The position paper titled “Land Takeover Practices Employed by Israel in the West Bank”, published by Yesh Din, reviews and analyzes some of the methods used by various official Israeli bodies to take over land in the West Bank, as well as the results of legal proceedings undertaken by Palestinian residents, with Yesh Din’s help, in order to fight the land grab.
A survey of the proceedings in which Yesh Din represented Palestinian residents of the West Bank before the courts and various Civil Administration committees provides an overall picture of the practices and maneuvers the Israeli authorities use in order to increase the reservoir of land meant to serve Israeli interests in the West Bank.

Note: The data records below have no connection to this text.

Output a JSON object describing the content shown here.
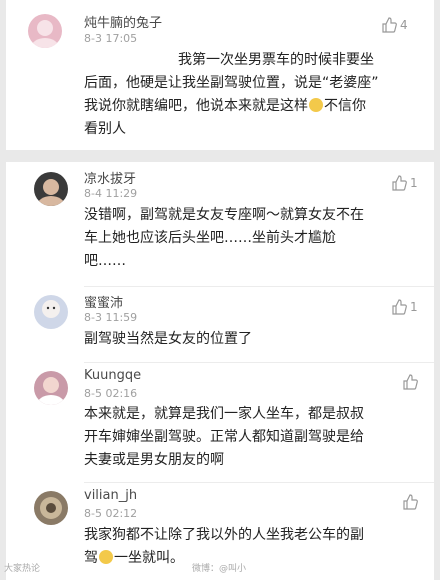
{
  "comments": [
    {
      "username": "炖牛腩的兔子",
      "time": "8-3 17:05",
      "likes": "4",
      "lines": [
        "我第一次坐男票车的时候非要坐",
        "后面，他硬是让我坐副驾驶位置，说是“老婆座”",
        "我说你就瞎编吧，他说本来就是这样",
        "不信你",
        "看别人"
      ]
    },
    {
      "username": "凉水拔牙",
      "time": "8-4 11:29",
      "likes": "1",
      "lines": [
        "没错啊，副驾就是女友专座啊～就算女友不在",
        "车上她也应该后头坐吧……坐前头才尴尬",
        "吧……"
      ]
    },
    {
      "username": "蜜蜜沛",
      "time": "8-3 11:59",
      "likes": "1",
      "lines": [
        "副驾驶当然是女友的位置了"
      ]
    },
    {
      "username": "Kuungqe",
      "time": "8-5 02:16",
      "likes": "",
      "lines": [
        "本来就是，就算是我们一家人坐车，都是叔叔",
        "开车婶婶坐副驾驶。正常人都知道副驾驶是给",
        "夫妻或是男女朋友的啊"
      ]
    },
    {
      "username": "vilian_jh",
      "time": "8-5 02:12",
      "likes": "",
      "lines": [
        "我家狗都不让除了我以外的人坐我老公车的副",
        "驾",
        "一坐就叫。"
      ]
    }
  ],
  "watermarks": {
    "left": "大家热论",
    "center": "微博：@叫小"
  },
  "colors": {
    "avatar1": "#e8b9c6",
    "avatar2": "#3a3a3a",
    "avatar3": "#cfd7e8",
    "avatar4": "#c99aa8",
    "avatar5": "#8a7a66"
  }
}
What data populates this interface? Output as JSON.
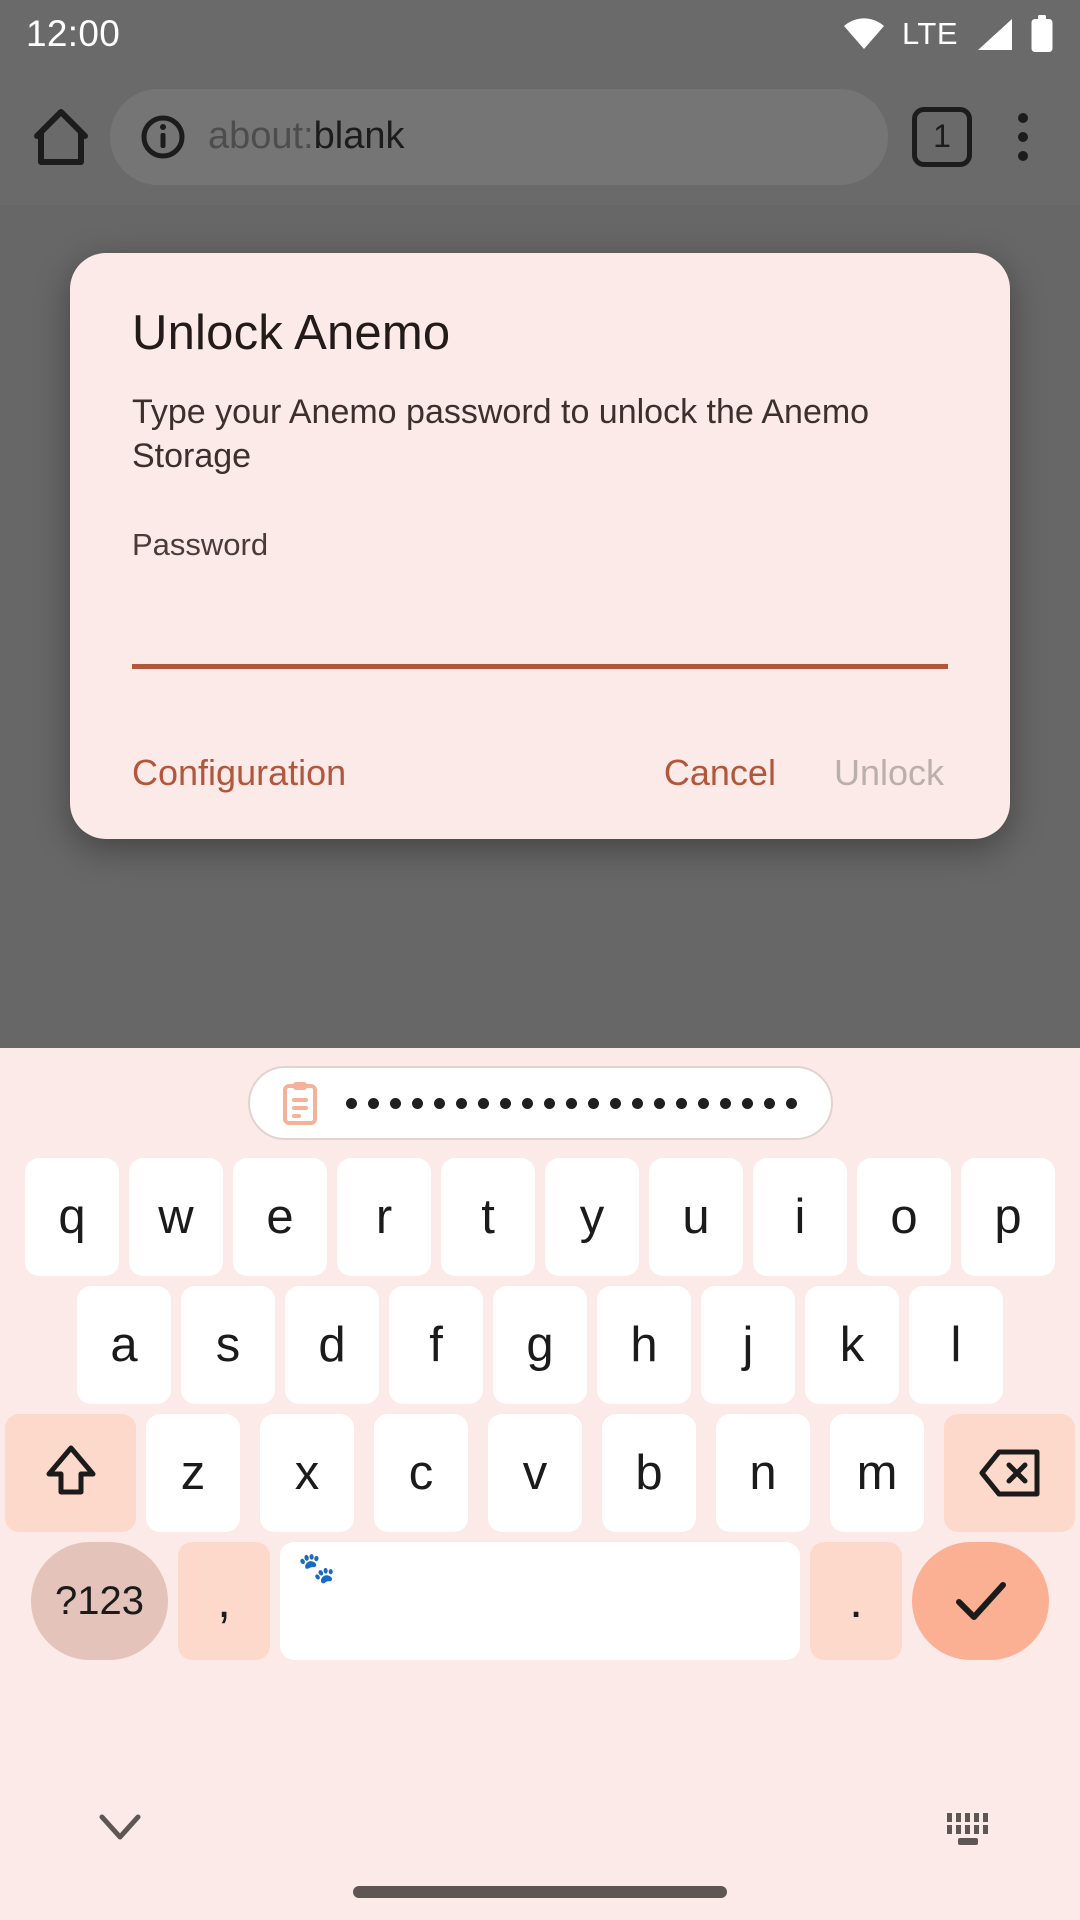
{
  "status_bar": {
    "time": "12:00",
    "network_label": "LTE",
    "icons": [
      "wifi-icon",
      "lte-label",
      "cellular-signal-icon",
      "battery-icon"
    ]
  },
  "browser": {
    "home_icon": "home-icon",
    "page_info_icon": "info-circle-icon",
    "url_scheme": "about:",
    "url_rest": "blank",
    "url_full": "about:blank",
    "tab_count": "1",
    "menu_icon": "overflow-menu-icon"
  },
  "dialog": {
    "title": "Unlock Anemo",
    "message": "Type your Anemo password to unlock the Anemo Storage",
    "password_label": "Password",
    "password_value": "",
    "password_placeholder": "",
    "buttons": {
      "configuration": "Configuration",
      "cancel": "Cancel",
      "unlock": "Unlock"
    },
    "unlock_enabled": false
  },
  "keyboard": {
    "suggestion": {
      "icon": "clipboard-icon",
      "masked_char": "●",
      "masked_count": 21
    },
    "rows": {
      "top": [
        "q",
        "w",
        "e",
        "r",
        "t",
        "y",
        "u",
        "i",
        "o",
        "p"
      ],
      "middle": [
        "a",
        "s",
        "d",
        "f",
        "g",
        "h",
        "j",
        "k",
        "l"
      ],
      "bottom": [
        "z",
        "x",
        "c",
        "v",
        "b",
        "n",
        "m"
      ]
    },
    "shift_icon": "shift-arrow-icon",
    "backspace_icon": "backspace-icon",
    "symbols_key": "?123",
    "comma_key": ",",
    "period_key": ".",
    "space_icon": "paw-print-icon",
    "enter_icon": "checkmark-icon"
  },
  "nav": {
    "hide_keyboard_icon": "chevron-down-icon",
    "switch_keyboard_icon": "keyboard-icon",
    "gesture_bar": "home-gesture-bar"
  },
  "colors": {
    "scrim": "#6a6a6a",
    "surface": "#fbeae7",
    "accent": "#b2563c",
    "enter_key": "#fbaf93",
    "mod_key": "#fcd9cb",
    "num_key": "#e3c3ba",
    "disabled_text": "#bbafac"
  }
}
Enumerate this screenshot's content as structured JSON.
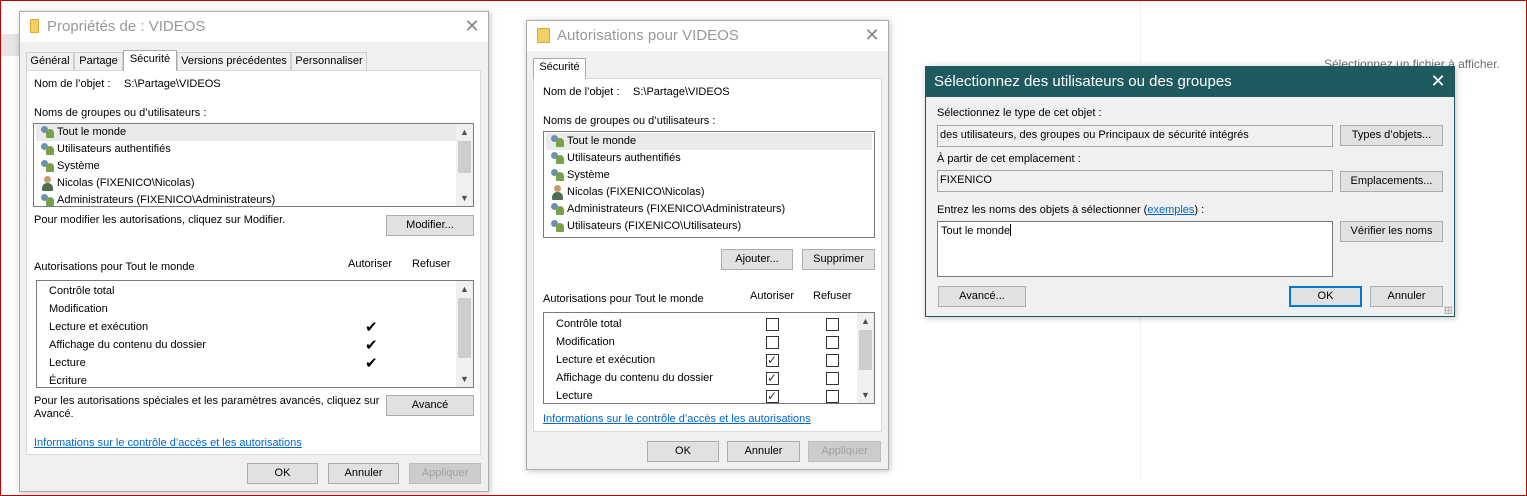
{
  "background": {
    "preview_text": "Sélectionnez un fichier à afficher."
  },
  "props": {
    "title": "Propriétés de : VIDEOS",
    "tabs": [
      "Général",
      "Partage",
      "Sécurité",
      "Versions précédentes",
      "Personnaliser"
    ],
    "object_label": "Nom de l’objet :",
    "object_value": "S:\\Partage\\VIDEOS",
    "groups_label": "Noms de groupes ou d’utilisateurs :",
    "users": [
      "Tout le monde",
      "Utilisateurs authentifiés",
      "Système",
      "Nicolas (FIXENICO\\Nicolas)",
      "Administrateurs (FIXENICO\\Administrateurs)"
    ],
    "modify_hint": "Pour modifier les autorisations, cliquez sur Modifier.",
    "modify_button": "Modifier...",
    "perms_label": "Autorisations pour Tout le monde",
    "allow_col": "Autoriser",
    "deny_col": "Refuser",
    "permissions": [
      {
        "name": "Contrôle total",
        "allow": false,
        "deny": false
      },
      {
        "name": "Modification",
        "allow": false,
        "deny": false
      },
      {
        "name": "Lecture et exécution",
        "allow": true,
        "deny": false
      },
      {
        "name": "Affichage du contenu du dossier",
        "allow": true,
        "deny": false
      },
      {
        "name": "Lecture",
        "allow": true,
        "deny": false
      },
      {
        "name": "Écriture",
        "allow": false,
        "deny": false
      }
    ],
    "advanced_hint_line1": "Pour les autorisations spéciales et les paramètres avancés, cliquez sur",
    "advanced_hint_line2": "Avancé.",
    "advanced_button": "Avancé",
    "info_link": "Informations sur le contrôle d’accès et les autorisations",
    "ok": "OK",
    "cancel": "Annuler",
    "apply": "Appliquer"
  },
  "auth": {
    "title": "Autorisations pour VIDEOS",
    "tab": "Sécurité",
    "object_label": "Nom de l’objet :",
    "object_value": "S:\\Partage\\VIDEOS",
    "groups_label": "Noms de groupes ou d’utilisateurs :",
    "users": [
      "Tout le monde",
      "Utilisateurs authentifiés",
      "Système",
      "Nicolas (FIXENICO\\Nicolas)",
      "Administrateurs (FIXENICO\\Administrateurs)",
      "Utilisateurs (FIXENICO\\Utilisateurs)"
    ],
    "add_button": "Ajouter...",
    "remove_button": "Supprimer",
    "perms_label": "Autorisations pour Tout le monde",
    "allow_col": "Autoriser",
    "deny_col": "Refuser",
    "permissions": [
      {
        "name": "Contrôle total",
        "allow": false,
        "deny": false
      },
      {
        "name": "Modification",
        "allow": false,
        "deny": false
      },
      {
        "name": "Lecture et exécution",
        "allow": true,
        "deny": false
      },
      {
        "name": "Affichage du contenu du dossier",
        "allow": true,
        "deny": false
      },
      {
        "name": "Lecture",
        "allow": true,
        "deny": false
      }
    ],
    "info_link": "Informations sur le contrôle d’accès et les autorisations",
    "ok": "OK",
    "cancel": "Annuler",
    "apply": "Appliquer"
  },
  "select": {
    "title": "Sélectionnez des utilisateurs ou des groupes",
    "type_label": "Sélectionnez le type de cet objet :",
    "type_value": "des utilisateurs, des groupes ou Principaux de sécurité intégrés",
    "type_button": "Types d’objets...",
    "location_label": "À partir de cet emplacement :",
    "location_value": "FIXENICO",
    "location_button": "Emplacements...",
    "names_label_before": "Entrez les noms des objets à sélectionner (",
    "names_link": "exemples",
    "names_label_after": ") :",
    "names_value": "Tout le monde",
    "check_button": "Vérifier les noms",
    "advanced_button": "Avancé...",
    "ok": "OK",
    "cancel": "Annuler"
  }
}
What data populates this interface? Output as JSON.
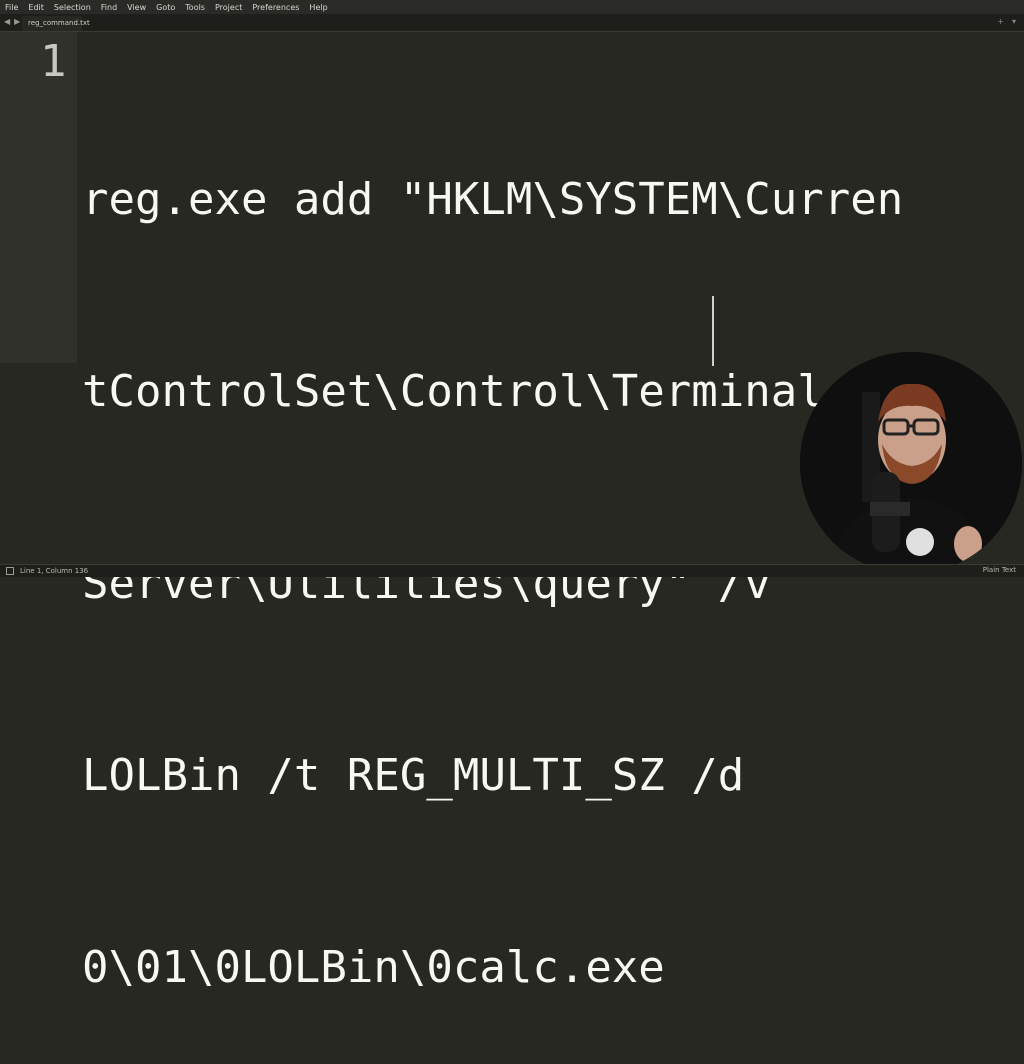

International law prohibits the exploitation of the occupied territory to serve the needs of the occupier. Therefore, increasing the amount of land Israel builds on requires either legal acrobatics designed to create the appearance of the rule of law, or brazen defiance of the law while law enforcement authorities turn a blind eye.
The legal proceedings led by Yesh Din, and others, have challenged the state, especially with respect to unauthorized outposts in the OPT. These proceedings have forced Israel to expose its policy regarding the issue. One example is that after many years of claiming that any illegal construction must be removed, regardless of the status of the land, more recently, Israel’s official position has been that illegal construction on privately owned Palestinian land must be removed, but, any illegal construction on public land would be retroactively authorized.
As a result of the new position presented by the state, illegal construction on privately owned Palestinian land has stopped almost completely. However, there is a trend of declaring land in the West Bank as public land, or as it is commonly referred to, state land. Though public land is meant to serve the needs of the local population of the occupied territory – in practice, the Civil Administration allocates public land almost exclusively for the use of the settlements.
In order to implement this new policy, all state authorities and Civil Administration bodies have been mobilized to favor offenders and find administrative and procedural solutions that would allow to retroactively authorize structures or communities, instead of fulfilling their duty to enforce the law and protect the property of the local population in the occupied territory, as required under international law and according to the rulings of Israel’s High Court of Justice.